Tuesday, 12 February 2008

Yorktown High School, Garden City, VA

-6 C. Freeezing. Someone had dropped an ice drink by my car earlier today (why on earth were they drinking ice in this weather?) It is still there this evening. It rained this afternoon- rain drops have actually frozen all over my car. The ground is just one sheet of black ice. And yet the turnout in the primary vote is extremely high. Hardy these Virginians.

I interviewed a couple of dozen voters and a handful of party activists at the 'polling place.' I picked Yorktown High School as it is in an exclusively white neighbourhood. The voters are almost all public servants in some way and almost all Democrats. In fact, 73% of them normally vote Democrat.

The result is out in thirty minutes so I may end up with egg on my face here. But it is looking very good for Obama. Of the twenty or so who declared their vote to me (pretty much evenly split between men and women), only four were voting for Hillary. Three of those were white, middle-aged women- her absolute core. People are voting for Obama for a number of reasons: electability is a major one, a fresh start is another but he's starting to break through on one or two issues also. Two professional economists I spoke to thought his economic plan was perfectly respectable.

As I write the first snippets from exit polls have started to filter through. They show that Hillary's vote is split 77-11 white to black, whereas Obama's is split 56-44 white to black in Virginia. What I was picking up in the comfortable, white neighbourhood of Garden City is underlined by those figures.
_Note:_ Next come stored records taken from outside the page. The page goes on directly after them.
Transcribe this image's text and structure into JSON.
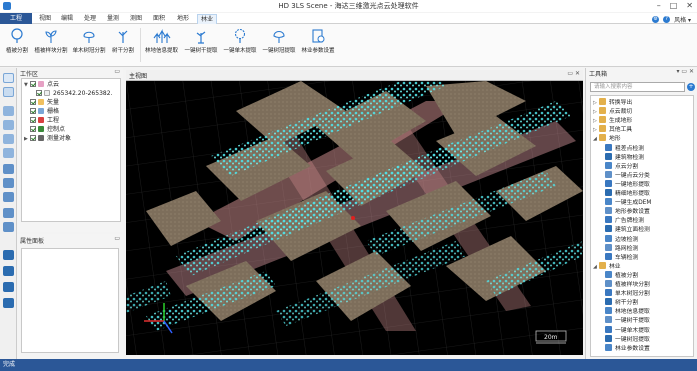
{
  "window": {
    "title": "HD 3LS Scene - 海达三维激光点云处理软件",
    "user": "风格 ▾"
  },
  "menu": {
    "items": [
      "工程",
      "视图",
      "编辑",
      "处理",
      "量测",
      "测图",
      "面积",
      "地形",
      "林业"
    ],
    "active_index": 8
  },
  "ribbon": {
    "buttons": [
      "植被分割",
      "植被样块分割",
      "单木树冠分割",
      "树干分割",
      "林地信息提取",
      "一键树干提取",
      "一键单木提取",
      "一键树冠提取",
      "林业参数设置"
    ]
  },
  "work_area": {
    "title": "工作区",
    "pin": "📌",
    "tree": [
      {
        "label": "点云",
        "checked": true,
        "level": 0,
        "expand": "▼"
      },
      {
        "label": "265342.20-265382.",
        "checked": true,
        "level": 1,
        "expand": ""
      },
      {
        "label": "矢量",
        "checked": true,
        "level": 0,
        "expand": ""
      },
      {
        "label": "栅格",
        "checked": true,
        "level": 0,
        "expand": ""
      },
      {
        "label": "工程",
        "checked": true,
        "level": 0,
        "expand": ""
      },
      {
        "label": "控制点",
        "checked": true,
        "level": 0,
        "expand": ""
      },
      {
        "label": "测量对象",
        "checked": true,
        "level": 0,
        "expand": "▶"
      }
    ]
  },
  "attr_panel": {
    "title": "属性面板"
  },
  "viewport": {
    "tab_title": "主视图",
    "scale_label": "20m"
  },
  "toolbox": {
    "title": "工具箱",
    "search_placeholder": "请输入搜索内容",
    "items": [
      {
        "label": "转换导出",
        "level": 0,
        "expand": "▷"
      },
      {
        "label": "点云裁切",
        "level": 0,
        "expand": "▷"
      },
      {
        "label": "生成地形",
        "level": 0,
        "expand": "▷"
      },
      {
        "label": "其他工具",
        "level": 0,
        "expand": "▷"
      },
      {
        "label": "地形",
        "level": 0,
        "expand": "◢"
      },
      {
        "label": "粗差点检测",
        "level": 1,
        "expand": ""
      },
      {
        "label": "建筑物检测",
        "level": 1,
        "expand": ""
      },
      {
        "label": "点云分割",
        "level": 1,
        "expand": ""
      },
      {
        "label": "一键点云分类",
        "level": 1,
        "expand": ""
      },
      {
        "label": "一键地形提取",
        "level": 1,
        "expand": ""
      },
      {
        "label": "精细地形提取",
        "level": 1,
        "expand": ""
      },
      {
        "label": "一键生成DEM",
        "level": 1,
        "expand": ""
      },
      {
        "label": "地形参数设置",
        "level": 1,
        "expand": ""
      },
      {
        "label": "广告牌检测",
        "level": 1,
        "expand": ""
      },
      {
        "label": "建筑立面检测",
        "level": 1,
        "expand": ""
      },
      {
        "label": "边坡检测",
        "level": 1,
        "expand": ""
      },
      {
        "label": "路网检测",
        "level": 1,
        "expand": ""
      },
      {
        "label": "车辆检测",
        "level": 1,
        "expand": ""
      },
      {
        "label": "林业",
        "level": 0,
        "expand": "◢"
      },
      {
        "label": "植被分割",
        "level": 1,
        "expand": ""
      },
      {
        "label": "植被样块分割",
        "level": 1,
        "expand": ""
      },
      {
        "label": "单木树冠分割",
        "level": 1,
        "expand": ""
      },
      {
        "label": "树干分割",
        "level": 1,
        "expand": ""
      },
      {
        "label": "林地信息提取",
        "level": 1,
        "expand": ""
      },
      {
        "label": "一键树干提取",
        "level": 1,
        "expand": ""
      },
      {
        "label": "一键单木提取",
        "level": 1,
        "expand": ""
      },
      {
        "label": "一键树冠提取",
        "level": 1,
        "expand": ""
      },
      {
        "label": "林业参数设置",
        "level": 1,
        "expand": ""
      }
    ]
  },
  "status": {
    "text": "完成"
  },
  "colors": {
    "accent": "#2b5797",
    "status_bar": "#2b5797",
    "vegetation": "#4fe0e6",
    "building": "#8a7a66",
    "road": "#e8a0a0"
  }
}
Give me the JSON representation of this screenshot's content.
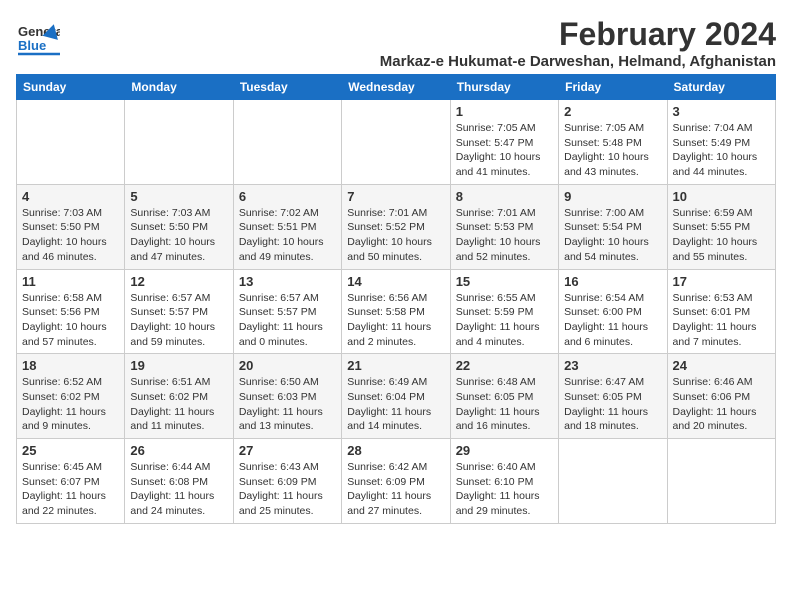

7.07pm update: CNN's exit data shows that Obama has split the white vote almost 50-50 with Clinton and he WON the vote amongst women. Clinton is in real trouble and has three weeks to save her campaign.

8.23pm update: Sorry for a second update but it really is worth looking at the exit polls. Obama is going to win about 60-40. But if you scan the underlying figures there is remarkable consistency all the way down. The conclusion has to be that in this primary at least he is starting to break boundaries and reach into Clinton's core, building a universal appeal in the process. It's just one primary but interesting nonetheless.

1 comment:

  1. Hi Anthony,

    Great blog. Very interesting perspective.

    See you soon,